• [TASK DESCRIPTION] Give an exact copy of the line that has "Output a JSON" and of every line below it, through the last, with nothing else.

• [DATA TO EXAMINE]

=== Begin Enclosure ===

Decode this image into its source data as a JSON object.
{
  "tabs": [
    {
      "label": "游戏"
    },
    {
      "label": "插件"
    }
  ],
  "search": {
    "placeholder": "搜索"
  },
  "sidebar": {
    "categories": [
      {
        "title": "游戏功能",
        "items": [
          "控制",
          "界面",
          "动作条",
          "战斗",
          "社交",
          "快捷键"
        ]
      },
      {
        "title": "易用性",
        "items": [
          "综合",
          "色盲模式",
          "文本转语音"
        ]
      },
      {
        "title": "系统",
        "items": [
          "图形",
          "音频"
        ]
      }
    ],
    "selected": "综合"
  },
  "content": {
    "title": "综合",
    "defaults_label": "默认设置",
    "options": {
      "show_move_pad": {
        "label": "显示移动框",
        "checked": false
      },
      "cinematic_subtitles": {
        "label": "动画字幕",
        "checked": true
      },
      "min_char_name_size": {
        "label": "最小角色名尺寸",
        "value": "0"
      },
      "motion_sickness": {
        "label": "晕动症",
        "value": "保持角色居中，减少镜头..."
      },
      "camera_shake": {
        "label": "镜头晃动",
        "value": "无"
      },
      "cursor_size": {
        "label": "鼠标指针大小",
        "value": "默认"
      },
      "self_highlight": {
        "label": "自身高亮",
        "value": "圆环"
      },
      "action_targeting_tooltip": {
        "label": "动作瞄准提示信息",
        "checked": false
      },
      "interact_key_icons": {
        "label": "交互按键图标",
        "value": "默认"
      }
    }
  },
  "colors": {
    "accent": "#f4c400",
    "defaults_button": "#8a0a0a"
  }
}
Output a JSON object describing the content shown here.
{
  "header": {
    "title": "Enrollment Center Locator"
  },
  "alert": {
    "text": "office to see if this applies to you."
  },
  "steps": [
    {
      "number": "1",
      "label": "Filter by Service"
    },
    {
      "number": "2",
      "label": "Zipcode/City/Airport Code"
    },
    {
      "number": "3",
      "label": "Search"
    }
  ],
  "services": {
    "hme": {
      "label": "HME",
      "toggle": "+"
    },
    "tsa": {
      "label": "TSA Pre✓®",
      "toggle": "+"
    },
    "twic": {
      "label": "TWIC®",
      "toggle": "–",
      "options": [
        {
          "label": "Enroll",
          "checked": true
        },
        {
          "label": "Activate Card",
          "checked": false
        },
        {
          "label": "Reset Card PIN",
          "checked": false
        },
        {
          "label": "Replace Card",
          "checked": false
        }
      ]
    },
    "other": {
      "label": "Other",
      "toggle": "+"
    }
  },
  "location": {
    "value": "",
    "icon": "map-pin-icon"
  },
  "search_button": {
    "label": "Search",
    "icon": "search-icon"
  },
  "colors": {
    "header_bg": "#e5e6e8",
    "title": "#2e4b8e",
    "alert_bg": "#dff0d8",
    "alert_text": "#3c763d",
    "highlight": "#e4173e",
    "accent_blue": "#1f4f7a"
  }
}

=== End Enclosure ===

• [WRITTEN REPLY]
Output a JSON object describing the content shown here.
{
  "header": {
    "title": "Enrollment Center Locator"
  },
  "alert": {
    "text": "office to see if this applies to you."
  },
  "steps": [
    {
      "number": "1",
      "label": "Filter by Service"
    },
    {
      "number": "2",
      "label": "Zipcode/City/Airport Code"
    },
    {
      "number": "3",
      "label": "Search"
    }
  ],
  "services": {
    "hme": {
      "label": "HME",
      "toggle": "+"
    },
    "tsa": {
      "label": "TSA Pre✓®",
      "toggle": "+"
    },
    "twic": {
      "label": "TWIC®",
      "toggle": "–",
      "options": [
        {
          "label": "Enroll",
          "checked": true
        },
        {
          "label": "Activate Card",
          "checked": false
        },
        {
          "label": "Reset Card PIN",
          "checked": false
        },
        {
          "label": "Replace Card",
          "checked": false
        }
      ]
    },
    "other": {
      "label": "Other",
      "toggle": "+"
    }
  },
  "location": {
    "value": "",
    "icon": "map-pin-icon"
  },
  "search_button": {
    "label": "Search",
    "icon": "search-icon"
  },
  "colors": {
    "header_bg": "#e5e6e8",
    "title": "#2e4b8e",
    "alert_bg": "#dff0d8",
    "alert_text": "#3c763d",
    "highlight": "#e4173e",
    "accent_blue": "#1f4f7a"
  }
}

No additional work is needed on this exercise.